Monday 2nd. April 2012

The 'tree laying' went well over the weekend , and the finished article did have the appearance of a hedge , but moreover , will be much better habitat for wildlife in the area . On Saturday morning , just as I got on site , a Red Kite was seen overhead , before being chased off by a Corvid . With unexpectedly more sunshine on Sunday , a few butterfly species were recorded , being Orange Tip 
pictured , Holly Blue and Comma . I look forward to returning to the Reserve later in the year . Today I decided to do the first butterfly transect of the year at High Elms Country Park , in once again better weather conditions than expected , stopping off on the way near the Visitor Centre to see
how the Butterbur / Petasites hybridus , a member of the Daisy family , and closely related to Winter Heliotrope , probably the earliest plant to flower . . Unfortunately no one told the butterflies , and the
two hour produced a single male Orange Tip , a single Small White and two Comma , one pictured .
With the lack of butterflies other subjects were sought , like this distant Nuthatch , unusually found feeding with it's partner on one of the main paths . Hearing Common Buzzards outside the Country Park , two birds swept into view at a distance , settling on the same branch of a large tree . Next minute they were mating , and the next , one bird dropped out of sight , whilst the other rose on thermals until out of sight , and of course I only took the Macro lens for the butterflies . If the old
saying is right , 'Oak before Ash , in for a splash' the two trees certainly bear it out , as the Oak buds
are bursting open , whilst the Ash buds are still tight shut , not a bad judge if we are to return to Winter in the next few days . In the shady woodland , Spurge Laurel / Daphne laureol, a member of
the Daphne family was found in flower , these to be followed by black berry fruits later in the year .
Also in flower , one of the very few evergreen , native trees , Box / Buxus sempervirens , and even though the Conservation Field has been mowed to within an inch of it's life , a few Cowslips are
coming into flower . And finally , on the way back to the car park , a small patch of Wood Sorrel /
Oxalis acetosella .


Marc Heath said...

I have yet to get a decent image of an Orange Tip over the years, they never sit still. Some nice shots there.

Alan Pavey said...

Lovely post Greenie, a few things there I need to catch up with.

Anonymous said...

Thank you for your experience and knowledge and teaching us on hedge laying fred very much appreciated. Great to discuss wildlife matters with you esp ashdown forrest and birds ie in size order hawfinch crossbill redpoll ie yes you was right on the yew trees at fackenden not sure if there's any records of hawfinch at this site tho ? Regards chris

Rob said...

That's an unusual shot of a Nuthatch, Greenie. I, too, am yearning for an Orange Tip.

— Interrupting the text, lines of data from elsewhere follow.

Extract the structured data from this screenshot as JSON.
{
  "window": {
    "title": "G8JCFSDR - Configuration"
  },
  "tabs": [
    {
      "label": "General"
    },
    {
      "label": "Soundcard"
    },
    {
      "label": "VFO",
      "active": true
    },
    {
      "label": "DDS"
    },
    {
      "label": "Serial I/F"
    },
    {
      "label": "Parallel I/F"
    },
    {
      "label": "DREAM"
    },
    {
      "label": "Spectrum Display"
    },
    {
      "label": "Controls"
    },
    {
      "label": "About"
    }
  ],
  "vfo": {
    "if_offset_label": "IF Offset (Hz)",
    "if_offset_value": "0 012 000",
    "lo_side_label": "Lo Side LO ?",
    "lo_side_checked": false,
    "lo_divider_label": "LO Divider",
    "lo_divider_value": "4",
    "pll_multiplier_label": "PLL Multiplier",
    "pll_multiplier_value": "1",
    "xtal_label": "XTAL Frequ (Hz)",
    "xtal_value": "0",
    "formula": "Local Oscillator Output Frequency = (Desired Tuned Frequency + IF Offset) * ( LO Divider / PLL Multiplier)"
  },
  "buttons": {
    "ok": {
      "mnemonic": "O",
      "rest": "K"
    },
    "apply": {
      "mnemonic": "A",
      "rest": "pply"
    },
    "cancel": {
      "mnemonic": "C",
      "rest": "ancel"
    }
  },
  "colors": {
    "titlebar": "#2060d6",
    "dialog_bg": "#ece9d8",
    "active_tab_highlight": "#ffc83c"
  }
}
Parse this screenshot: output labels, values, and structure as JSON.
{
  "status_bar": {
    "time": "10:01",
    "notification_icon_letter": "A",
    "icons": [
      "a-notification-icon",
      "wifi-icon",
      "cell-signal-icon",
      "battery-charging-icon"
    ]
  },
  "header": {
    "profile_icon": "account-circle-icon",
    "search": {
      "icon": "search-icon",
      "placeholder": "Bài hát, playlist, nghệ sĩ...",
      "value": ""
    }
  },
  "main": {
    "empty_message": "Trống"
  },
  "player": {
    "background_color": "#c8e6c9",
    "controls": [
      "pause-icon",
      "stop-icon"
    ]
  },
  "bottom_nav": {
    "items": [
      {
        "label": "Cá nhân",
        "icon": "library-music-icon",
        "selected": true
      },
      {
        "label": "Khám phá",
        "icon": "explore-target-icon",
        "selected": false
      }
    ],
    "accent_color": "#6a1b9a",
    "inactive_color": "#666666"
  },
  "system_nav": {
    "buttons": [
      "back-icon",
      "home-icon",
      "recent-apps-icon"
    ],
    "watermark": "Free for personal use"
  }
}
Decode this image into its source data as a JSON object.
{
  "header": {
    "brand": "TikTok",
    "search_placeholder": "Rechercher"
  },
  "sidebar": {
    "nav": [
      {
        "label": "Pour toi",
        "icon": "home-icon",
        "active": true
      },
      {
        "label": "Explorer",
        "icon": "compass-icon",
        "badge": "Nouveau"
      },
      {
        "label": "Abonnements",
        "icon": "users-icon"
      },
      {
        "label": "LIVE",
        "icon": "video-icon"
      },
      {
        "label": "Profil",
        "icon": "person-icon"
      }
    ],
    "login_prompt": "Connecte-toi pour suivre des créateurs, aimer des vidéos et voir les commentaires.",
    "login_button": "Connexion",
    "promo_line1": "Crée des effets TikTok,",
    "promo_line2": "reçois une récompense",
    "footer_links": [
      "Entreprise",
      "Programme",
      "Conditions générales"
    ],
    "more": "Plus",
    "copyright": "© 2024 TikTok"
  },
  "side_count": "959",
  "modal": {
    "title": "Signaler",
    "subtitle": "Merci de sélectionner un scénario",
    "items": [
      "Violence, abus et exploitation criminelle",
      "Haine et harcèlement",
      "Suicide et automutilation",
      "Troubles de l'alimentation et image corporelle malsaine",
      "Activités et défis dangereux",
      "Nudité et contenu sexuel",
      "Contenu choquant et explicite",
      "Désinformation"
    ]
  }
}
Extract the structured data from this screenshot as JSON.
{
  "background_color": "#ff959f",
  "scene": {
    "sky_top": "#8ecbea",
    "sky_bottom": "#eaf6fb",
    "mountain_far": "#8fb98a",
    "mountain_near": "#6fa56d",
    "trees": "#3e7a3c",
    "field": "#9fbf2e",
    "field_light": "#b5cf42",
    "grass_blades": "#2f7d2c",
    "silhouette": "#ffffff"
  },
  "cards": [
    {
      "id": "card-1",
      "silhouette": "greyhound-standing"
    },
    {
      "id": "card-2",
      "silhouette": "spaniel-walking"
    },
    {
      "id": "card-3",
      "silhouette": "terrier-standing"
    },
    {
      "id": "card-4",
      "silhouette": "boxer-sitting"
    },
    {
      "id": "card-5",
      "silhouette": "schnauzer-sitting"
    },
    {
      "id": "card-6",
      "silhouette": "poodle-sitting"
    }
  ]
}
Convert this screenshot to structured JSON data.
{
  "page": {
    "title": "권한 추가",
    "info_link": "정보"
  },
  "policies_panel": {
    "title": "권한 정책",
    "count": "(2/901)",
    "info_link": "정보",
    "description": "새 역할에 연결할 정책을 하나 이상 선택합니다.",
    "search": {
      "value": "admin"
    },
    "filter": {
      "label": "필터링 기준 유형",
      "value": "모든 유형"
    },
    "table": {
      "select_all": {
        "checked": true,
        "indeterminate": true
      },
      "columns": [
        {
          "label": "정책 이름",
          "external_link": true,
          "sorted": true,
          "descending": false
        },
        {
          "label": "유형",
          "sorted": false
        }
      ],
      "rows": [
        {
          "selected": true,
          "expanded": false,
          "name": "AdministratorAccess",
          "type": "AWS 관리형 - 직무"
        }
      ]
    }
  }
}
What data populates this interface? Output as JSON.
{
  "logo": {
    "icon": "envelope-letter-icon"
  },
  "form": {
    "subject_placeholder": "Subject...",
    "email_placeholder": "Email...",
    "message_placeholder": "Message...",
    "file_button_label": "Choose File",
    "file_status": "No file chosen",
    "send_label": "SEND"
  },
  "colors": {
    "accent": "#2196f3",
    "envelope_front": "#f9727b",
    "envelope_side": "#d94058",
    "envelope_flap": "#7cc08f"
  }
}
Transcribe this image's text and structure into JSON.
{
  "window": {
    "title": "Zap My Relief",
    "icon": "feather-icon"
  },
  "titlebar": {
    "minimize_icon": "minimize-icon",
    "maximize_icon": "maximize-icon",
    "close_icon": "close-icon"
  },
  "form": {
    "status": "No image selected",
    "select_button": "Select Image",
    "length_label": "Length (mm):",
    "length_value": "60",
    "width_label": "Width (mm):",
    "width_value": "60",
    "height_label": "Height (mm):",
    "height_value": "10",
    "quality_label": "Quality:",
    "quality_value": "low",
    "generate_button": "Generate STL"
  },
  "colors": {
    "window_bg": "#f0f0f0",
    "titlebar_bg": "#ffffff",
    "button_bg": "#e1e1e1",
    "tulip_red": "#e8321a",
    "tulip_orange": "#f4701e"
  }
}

kirstallcreatures said...

Well done on the orange tip pic,they're elusive creatures when it comes to photographing them.

ShySongbird said...

An interesting post as always Greenie. I have yet to see Orange Tip and Comma this year.

The Cowslips which grow naturally in my lawn always do well despite mowing.

I find Nuthatches frustratingly elusive and have never seen one on the ground at all!

Ken. said...

Not the sort of place I would expect to see a Nuthatch, you don't often see them on the ground.
Good to see the Butterflies making a appearance.

Warren Baker said...

Ha! You caught up with an Orange Tip, well done Greenie, they do give us the run around :-)

Had a Grass Snake today, which pleased me :-)